§ **Activity**
Lines from the listing below that contain the string "Sneaker" are to be reported.

___ Data

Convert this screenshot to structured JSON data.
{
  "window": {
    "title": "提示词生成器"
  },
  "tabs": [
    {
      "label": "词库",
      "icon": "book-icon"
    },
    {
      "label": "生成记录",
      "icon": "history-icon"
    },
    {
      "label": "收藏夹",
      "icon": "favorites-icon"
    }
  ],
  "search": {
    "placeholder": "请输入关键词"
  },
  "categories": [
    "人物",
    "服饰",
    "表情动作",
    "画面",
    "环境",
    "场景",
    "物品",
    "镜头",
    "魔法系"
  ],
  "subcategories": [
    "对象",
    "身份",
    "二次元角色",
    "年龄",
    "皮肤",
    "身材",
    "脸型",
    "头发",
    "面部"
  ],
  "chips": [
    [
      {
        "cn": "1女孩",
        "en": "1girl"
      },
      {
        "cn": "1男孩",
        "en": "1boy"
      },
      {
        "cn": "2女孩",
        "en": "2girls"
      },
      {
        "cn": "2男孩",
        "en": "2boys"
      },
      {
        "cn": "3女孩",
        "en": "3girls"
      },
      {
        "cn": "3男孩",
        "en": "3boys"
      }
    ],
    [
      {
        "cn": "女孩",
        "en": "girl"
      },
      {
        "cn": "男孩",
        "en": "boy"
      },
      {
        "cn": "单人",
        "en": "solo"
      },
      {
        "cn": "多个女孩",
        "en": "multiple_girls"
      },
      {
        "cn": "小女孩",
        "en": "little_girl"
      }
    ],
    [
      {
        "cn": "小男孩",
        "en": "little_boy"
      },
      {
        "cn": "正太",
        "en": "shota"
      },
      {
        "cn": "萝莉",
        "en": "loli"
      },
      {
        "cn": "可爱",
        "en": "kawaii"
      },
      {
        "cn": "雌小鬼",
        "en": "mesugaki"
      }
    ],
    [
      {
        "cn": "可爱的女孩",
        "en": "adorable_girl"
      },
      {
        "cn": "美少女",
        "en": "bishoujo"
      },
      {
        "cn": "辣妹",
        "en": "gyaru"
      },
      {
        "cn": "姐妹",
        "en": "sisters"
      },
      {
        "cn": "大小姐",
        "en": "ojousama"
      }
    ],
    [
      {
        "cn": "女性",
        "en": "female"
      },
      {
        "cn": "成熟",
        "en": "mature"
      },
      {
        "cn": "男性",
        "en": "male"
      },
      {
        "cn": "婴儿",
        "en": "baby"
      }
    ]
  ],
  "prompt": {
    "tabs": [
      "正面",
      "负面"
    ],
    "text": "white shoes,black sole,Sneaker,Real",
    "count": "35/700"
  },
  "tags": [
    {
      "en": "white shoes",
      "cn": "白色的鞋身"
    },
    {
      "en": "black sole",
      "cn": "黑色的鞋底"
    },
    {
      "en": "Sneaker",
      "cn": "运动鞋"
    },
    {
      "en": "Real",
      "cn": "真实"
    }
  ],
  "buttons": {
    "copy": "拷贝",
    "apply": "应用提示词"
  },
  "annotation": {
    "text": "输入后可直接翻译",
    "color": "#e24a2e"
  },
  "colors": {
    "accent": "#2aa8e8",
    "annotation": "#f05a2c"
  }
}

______

§ **Answer for this exercise**
    "text": "white shoes,black sole,Sneaker,Real",
      "en": "Sneaker",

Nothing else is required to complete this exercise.